    Draw each of the following circuits:

    1.    3 cell battery, 1 motor, 1 switch

    2.    2 cell battery, 1 resistor, 2 lamps, 1 switch

    3.    3 cell battery, 3 lamps, 1 ammeter, 1 switch

    4.    4 cell battery, 1 fuse, 3 lamps, 1 motor, 1 rheostat

    5.    3 cell battery, 2 lamps, 2 switches that must control the lamps from either end of a room (both on/off function)


    Series Circuits

     A SERIES CIRCUIT - CLOCKWISE WE HAVE THE BATTERY, A LAMP, ANOTHER LAMP, A AMMETER, AND A SWITCH.

    A SERIES CIRCUIT - CLOCKWISE WE HAVE THE BATTERY, A LAMP, ANOTHER LAMP, A AMMETER, AND A SWITCH.

    Series circuit:

    A circuit which has all loads in one single loop

    • electrons have only one path the follow
    • an interruption results in no flow of current
    • adding loads increases the resistance in the circuit

    Parallel Circuits

     A PARALLEL CIRCUIT - TOP TO BOTTOM WE HAVE A BATTERY, A LAMP, AND ANOTHER LAMP.

    A PARALLEL CIRCUIT - TOP TO BOTTOM WE HAVE A BATTERY, A LAMP, AND ANOTHER LAMP.

    parallel circuit:

    A circuit which has more than one pathway for the electricity to flow through

    • loads in separate loops will not interfere with each other
    • loads in separate loops reduces the resistance in the circuit

    Applications of Circuits

     CHRISTMAS LIGHTS THAT USE SERIES LIGHTING - YOU GET WHAT YOU PAY FOR

    CHRISTMAS LIGHTS THAT USE SERIES LIGHTING - YOU GET WHAT YOU PAY FOR

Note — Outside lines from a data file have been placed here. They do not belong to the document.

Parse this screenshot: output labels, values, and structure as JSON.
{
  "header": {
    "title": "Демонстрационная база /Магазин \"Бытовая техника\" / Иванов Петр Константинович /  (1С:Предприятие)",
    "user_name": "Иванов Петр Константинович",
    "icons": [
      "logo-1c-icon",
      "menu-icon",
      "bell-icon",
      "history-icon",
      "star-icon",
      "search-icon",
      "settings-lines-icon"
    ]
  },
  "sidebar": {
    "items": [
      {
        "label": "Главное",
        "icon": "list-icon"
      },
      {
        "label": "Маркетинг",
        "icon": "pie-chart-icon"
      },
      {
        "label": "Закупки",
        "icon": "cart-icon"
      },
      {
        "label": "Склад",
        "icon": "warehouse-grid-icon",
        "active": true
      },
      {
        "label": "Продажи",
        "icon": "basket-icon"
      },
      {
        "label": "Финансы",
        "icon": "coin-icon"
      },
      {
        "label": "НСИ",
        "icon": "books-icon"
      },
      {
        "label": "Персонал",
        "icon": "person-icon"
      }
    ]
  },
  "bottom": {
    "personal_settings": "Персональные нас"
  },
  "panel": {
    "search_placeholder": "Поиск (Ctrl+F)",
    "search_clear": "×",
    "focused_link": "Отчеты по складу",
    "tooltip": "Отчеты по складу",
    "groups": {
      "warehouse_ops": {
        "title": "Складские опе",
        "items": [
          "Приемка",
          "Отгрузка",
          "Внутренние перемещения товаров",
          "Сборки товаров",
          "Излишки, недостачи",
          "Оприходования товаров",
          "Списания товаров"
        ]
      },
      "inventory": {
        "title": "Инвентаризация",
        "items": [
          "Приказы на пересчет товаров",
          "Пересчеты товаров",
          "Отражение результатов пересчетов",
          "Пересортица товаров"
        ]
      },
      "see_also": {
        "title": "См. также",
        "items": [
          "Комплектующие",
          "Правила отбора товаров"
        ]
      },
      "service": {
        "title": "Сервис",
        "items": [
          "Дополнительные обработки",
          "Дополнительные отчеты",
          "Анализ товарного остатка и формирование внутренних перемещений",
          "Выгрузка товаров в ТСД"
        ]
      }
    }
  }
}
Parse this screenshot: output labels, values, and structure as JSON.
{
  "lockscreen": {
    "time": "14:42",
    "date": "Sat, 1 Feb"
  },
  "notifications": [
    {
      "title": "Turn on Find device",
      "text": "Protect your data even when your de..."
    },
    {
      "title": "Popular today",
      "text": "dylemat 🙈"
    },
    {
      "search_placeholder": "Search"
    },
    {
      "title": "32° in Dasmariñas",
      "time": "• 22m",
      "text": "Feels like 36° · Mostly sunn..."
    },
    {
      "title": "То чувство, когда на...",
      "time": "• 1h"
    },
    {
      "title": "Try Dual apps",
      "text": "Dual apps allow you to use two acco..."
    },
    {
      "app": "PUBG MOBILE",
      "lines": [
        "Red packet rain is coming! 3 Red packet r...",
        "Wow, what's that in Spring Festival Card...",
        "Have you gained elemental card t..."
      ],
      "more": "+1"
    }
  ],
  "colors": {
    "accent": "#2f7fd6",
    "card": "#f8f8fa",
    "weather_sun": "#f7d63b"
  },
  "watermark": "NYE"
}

    • House wiring uses parallel circuits…you don’t want one light bulb burning out to shut down all power!
    • Houses also have a circuit in series so that you can turn off all power at once if needed
    • Christmas lights use parallel wiring so the bulbs will stay lit even if one burns out
    • Microcircuits (microelectronic circuits) are extremely small circuits that are made up of transistors and resistors